● **ABOUT THIS TASK**
Take the data that follows and return it exactly.
************
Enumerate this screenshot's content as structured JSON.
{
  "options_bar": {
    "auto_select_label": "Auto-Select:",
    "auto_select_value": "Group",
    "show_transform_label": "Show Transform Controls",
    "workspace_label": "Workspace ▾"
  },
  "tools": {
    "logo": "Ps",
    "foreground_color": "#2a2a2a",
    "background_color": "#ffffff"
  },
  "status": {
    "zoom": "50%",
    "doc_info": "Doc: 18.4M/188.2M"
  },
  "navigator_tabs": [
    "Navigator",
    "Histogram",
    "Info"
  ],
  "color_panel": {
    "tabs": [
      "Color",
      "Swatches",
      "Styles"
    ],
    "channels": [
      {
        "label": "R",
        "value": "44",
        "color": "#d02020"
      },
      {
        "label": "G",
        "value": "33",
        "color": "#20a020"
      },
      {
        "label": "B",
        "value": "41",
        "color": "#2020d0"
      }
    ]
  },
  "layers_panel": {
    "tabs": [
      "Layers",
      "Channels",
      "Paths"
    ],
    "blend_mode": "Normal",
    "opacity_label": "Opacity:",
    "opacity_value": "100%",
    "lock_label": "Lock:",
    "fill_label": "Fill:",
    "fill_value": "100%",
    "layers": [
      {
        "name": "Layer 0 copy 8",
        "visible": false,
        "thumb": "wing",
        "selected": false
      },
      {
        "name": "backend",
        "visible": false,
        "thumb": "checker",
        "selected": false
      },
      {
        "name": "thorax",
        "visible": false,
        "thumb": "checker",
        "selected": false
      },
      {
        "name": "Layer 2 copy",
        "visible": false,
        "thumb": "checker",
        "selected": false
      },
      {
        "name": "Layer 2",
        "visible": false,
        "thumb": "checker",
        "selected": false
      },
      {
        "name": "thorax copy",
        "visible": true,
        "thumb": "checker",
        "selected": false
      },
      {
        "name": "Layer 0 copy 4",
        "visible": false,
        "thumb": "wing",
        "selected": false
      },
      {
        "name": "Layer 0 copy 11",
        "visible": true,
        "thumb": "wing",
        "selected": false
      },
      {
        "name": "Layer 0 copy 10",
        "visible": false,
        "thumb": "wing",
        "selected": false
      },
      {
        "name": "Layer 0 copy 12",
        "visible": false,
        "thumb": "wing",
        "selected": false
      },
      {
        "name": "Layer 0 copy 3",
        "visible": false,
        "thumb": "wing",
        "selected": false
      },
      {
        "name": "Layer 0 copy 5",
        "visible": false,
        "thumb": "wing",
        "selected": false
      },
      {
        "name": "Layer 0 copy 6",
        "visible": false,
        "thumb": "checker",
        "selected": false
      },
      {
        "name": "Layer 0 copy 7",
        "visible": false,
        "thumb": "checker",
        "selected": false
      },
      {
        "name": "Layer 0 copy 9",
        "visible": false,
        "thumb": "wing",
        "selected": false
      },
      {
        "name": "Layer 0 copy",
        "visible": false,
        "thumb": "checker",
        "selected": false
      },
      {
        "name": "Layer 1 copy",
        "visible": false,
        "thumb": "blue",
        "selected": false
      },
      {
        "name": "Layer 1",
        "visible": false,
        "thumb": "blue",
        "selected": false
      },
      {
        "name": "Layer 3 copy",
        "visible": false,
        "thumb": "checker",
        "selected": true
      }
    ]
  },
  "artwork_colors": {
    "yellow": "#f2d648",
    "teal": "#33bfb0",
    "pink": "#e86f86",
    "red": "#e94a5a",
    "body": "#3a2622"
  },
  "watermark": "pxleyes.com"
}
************
● **FINAL ANSWER**
Enumerate this screenshot's content as structured JSON.
{
  "options_bar": {
    "auto_select_label": "Auto-Select:",
    "auto_select_value": "Group",
    "show_transform_label": "Show Transform Controls",
    "workspace_label": "Workspace ▾"
  },
  "tools": {
    "logo": "Ps",
    "foreground_color": "#2a2a2a",
    "background_color": "#ffffff"
  },
  "status": {
    "zoom": "50%",
    "doc_info": "Doc: 18.4M/188.2M"
  },
  "navigator_tabs": [
    "Navigator",
    "Histogram",
    "Info"
  ],
  "color_panel": {
    "tabs": [
      "Color",
      "Swatches",
      "Styles"
    ],
    "channels": [
      {
        "label": "R",
        "value": "44",
        "color": "#d02020"
      },
      {
        "label": "G",
        "value": "33",
        "color": "#20a020"
      },
      {
        "label": "B",
        "value": "41",
        "color": "#2020d0"
      }
    ]
  },
  "layers_panel": {
    "tabs": [
      "Layers",
      "Channels",
      "Paths"
    ],
    "blend_mode": "Normal",
    "opacity_label": "Opacity:",
    "opacity_value": "100%",
    "lock_label": "Lock:",
    "fill_label": "Fill:",
    "fill_value": "100%",
    "layers": [
      {
        "name": "Layer 0 copy 8",
        "visible": false,
        "thumb": "wing",
        "selected": false
      },
      {
        "name": "backend",
        "visible": false,
        "thumb": "checker",
        "selected": false
      },
      {
        "name": "thorax",
        "visible": false,
        "thumb": "checker",
        "selected": false
      },
      {
        "name": "Layer 2 copy",
        "visible": false,
        "thumb": "checker",
        "selected": false
      },
      {
        "name": "Layer 2",
        "visible": false,
        "thumb": "checker",
        "selected": false
      },
      {
        "name": "thorax copy",
        "visible": true,
        "thumb": "checker",
        "selected": false
      },
      {
        "name": "Layer 0 copy 4",
        "visible": false,
        "thumb": "wing",
        "selected": false
      },
      {
        "name": "Layer 0 copy 11",
        "visible": true,
        "thumb": "wing",
        "selected": false
      },
      {
        "name": "Layer 0 copy 10",
        "visible": false,
        "thumb": "wing",
        "selected": false
      },
      {
        "name": "Layer 0 copy 12",
        "visible": false,
        "thumb": "wing",
        "selected": false
      },
      {
        "name": "Layer 0 copy 3",
        "visible": false,
        "thumb": "wing",
        "selected": false
      },
      {
        "name": "Layer 0 copy 5",
        "visible": false,
        "thumb": "wing",
        "selected": false
      },
      {
        "name": "Layer 0 copy 6",
        "visible": false,
        "thumb": "checker",
        "selected": false
      },
      {
        "name": "Layer 0 copy 7",
        "visible": false,
        "thumb": "checker",
        "selected": false
      },
      {
        "name": "Layer 0 copy 9",
        "visible": false,
        "thumb": "wing",
        "selected": false
      },
      {
        "name": "Layer 0 copy",
        "visible": false,
        "thumb": "checker",
        "selected": false
      },
      {
        "name": "Layer 1 copy",
        "visible": false,
        "thumb": "blue",
        "selected": false
      },
      {
        "name": "Layer 1",
        "visible": false,
        "thumb": "blue",
        "selected": false
      },
      {
        "name": "Layer 3 copy",
        "visible": false,
        "thumb": "checker",
        "selected": true
      }
    ]
  },
  "artwork_colors": {
    "yellow": "#f2d648",
    "teal": "#33bfb0",
    "pink": "#e86f86",
    "red": "#e94a5a",
    "body": "#3a2622"
  },
  "watermark": "pxleyes.com"
}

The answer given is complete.